Give back each line of the listing below that contains the string "Arial".
__________
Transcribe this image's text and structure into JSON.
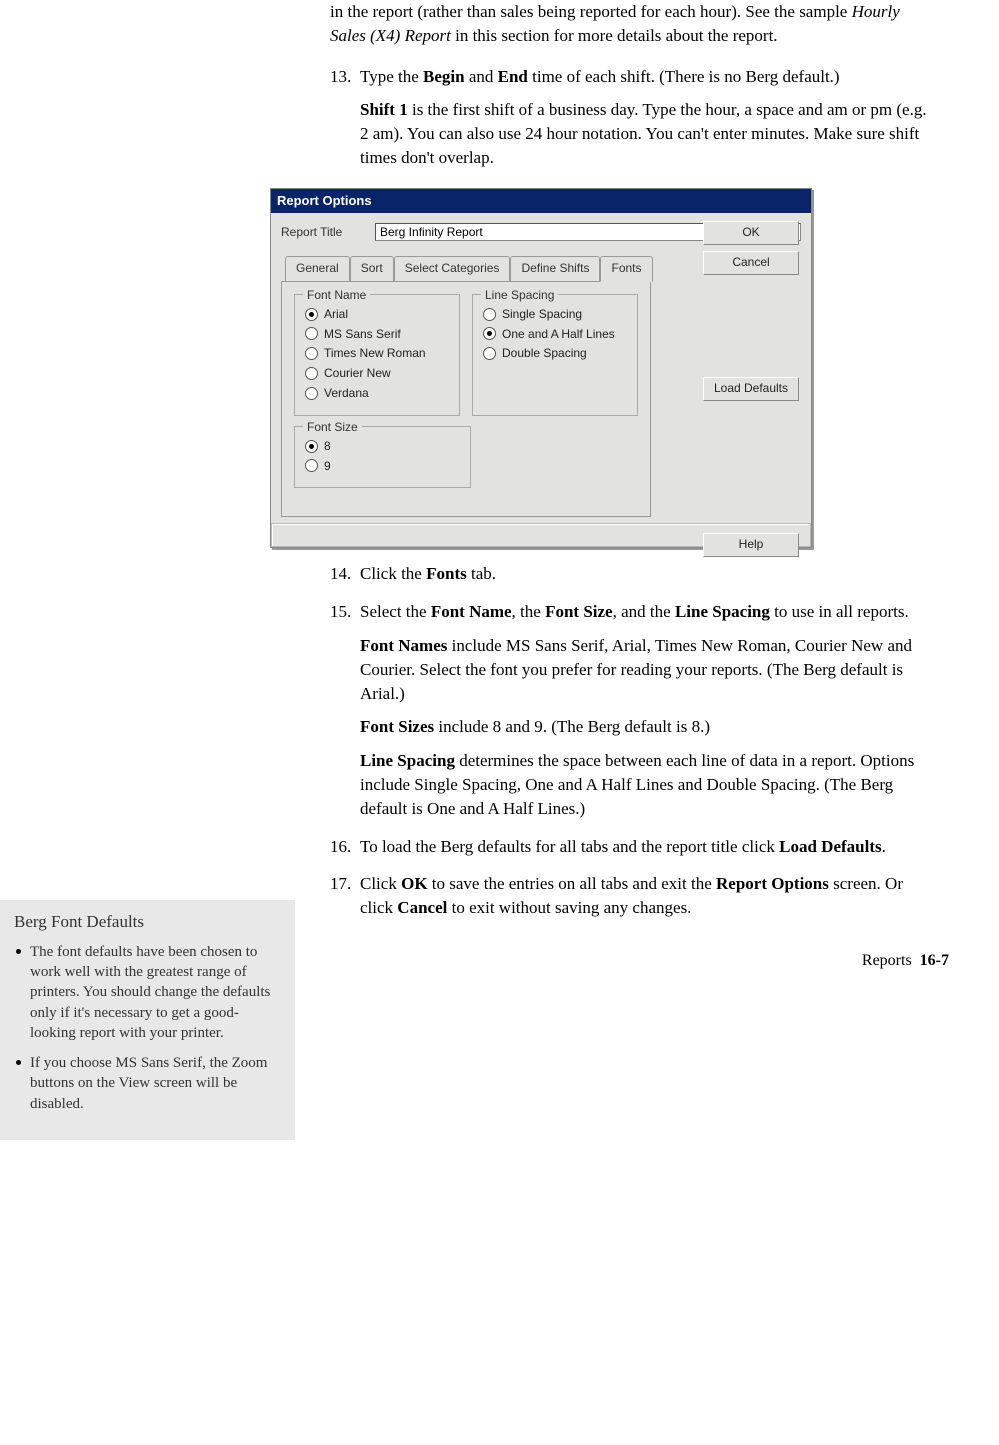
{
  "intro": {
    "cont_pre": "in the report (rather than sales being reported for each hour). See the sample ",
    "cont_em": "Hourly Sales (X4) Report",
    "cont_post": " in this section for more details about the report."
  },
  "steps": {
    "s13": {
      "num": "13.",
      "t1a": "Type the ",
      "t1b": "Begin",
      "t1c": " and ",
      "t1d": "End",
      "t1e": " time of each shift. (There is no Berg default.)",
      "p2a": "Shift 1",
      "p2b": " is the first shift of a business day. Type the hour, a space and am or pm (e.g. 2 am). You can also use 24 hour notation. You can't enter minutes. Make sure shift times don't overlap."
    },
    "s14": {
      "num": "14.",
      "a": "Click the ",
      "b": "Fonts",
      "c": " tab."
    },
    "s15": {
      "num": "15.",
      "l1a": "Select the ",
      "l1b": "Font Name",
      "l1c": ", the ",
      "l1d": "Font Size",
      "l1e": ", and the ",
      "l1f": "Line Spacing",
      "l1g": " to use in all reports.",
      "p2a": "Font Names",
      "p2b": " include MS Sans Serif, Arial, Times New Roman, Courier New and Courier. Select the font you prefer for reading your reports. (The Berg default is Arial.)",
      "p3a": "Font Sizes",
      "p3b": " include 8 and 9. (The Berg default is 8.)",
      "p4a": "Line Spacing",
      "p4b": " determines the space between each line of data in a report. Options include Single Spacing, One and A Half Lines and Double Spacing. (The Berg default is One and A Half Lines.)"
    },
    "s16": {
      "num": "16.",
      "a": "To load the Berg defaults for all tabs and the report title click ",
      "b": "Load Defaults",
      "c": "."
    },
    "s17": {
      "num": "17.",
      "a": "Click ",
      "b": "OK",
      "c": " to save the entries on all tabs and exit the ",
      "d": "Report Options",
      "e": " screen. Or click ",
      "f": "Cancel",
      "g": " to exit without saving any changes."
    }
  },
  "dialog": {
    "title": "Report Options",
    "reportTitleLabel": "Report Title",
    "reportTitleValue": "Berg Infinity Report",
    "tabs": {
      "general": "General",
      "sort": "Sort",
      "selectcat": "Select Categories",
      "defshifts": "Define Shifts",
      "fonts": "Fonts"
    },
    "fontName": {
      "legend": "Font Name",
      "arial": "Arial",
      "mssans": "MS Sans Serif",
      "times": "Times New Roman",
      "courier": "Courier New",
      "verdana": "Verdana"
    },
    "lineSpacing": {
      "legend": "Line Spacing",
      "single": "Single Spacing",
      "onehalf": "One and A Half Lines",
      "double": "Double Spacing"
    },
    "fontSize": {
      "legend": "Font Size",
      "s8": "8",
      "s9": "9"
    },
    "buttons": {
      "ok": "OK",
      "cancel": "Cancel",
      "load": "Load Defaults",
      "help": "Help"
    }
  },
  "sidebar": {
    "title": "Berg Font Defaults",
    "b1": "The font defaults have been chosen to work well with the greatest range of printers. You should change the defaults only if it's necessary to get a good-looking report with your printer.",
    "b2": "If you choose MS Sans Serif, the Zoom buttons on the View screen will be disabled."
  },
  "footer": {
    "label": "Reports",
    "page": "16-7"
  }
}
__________
▸ **Answer to this problem**:
      "p2b": " include MS Sans Serif, Arial, Times New Roman, Courier New and Courier. Select the font you prefer for reading your reports. (The Berg default is Arial.)",
      "arial": "Arial",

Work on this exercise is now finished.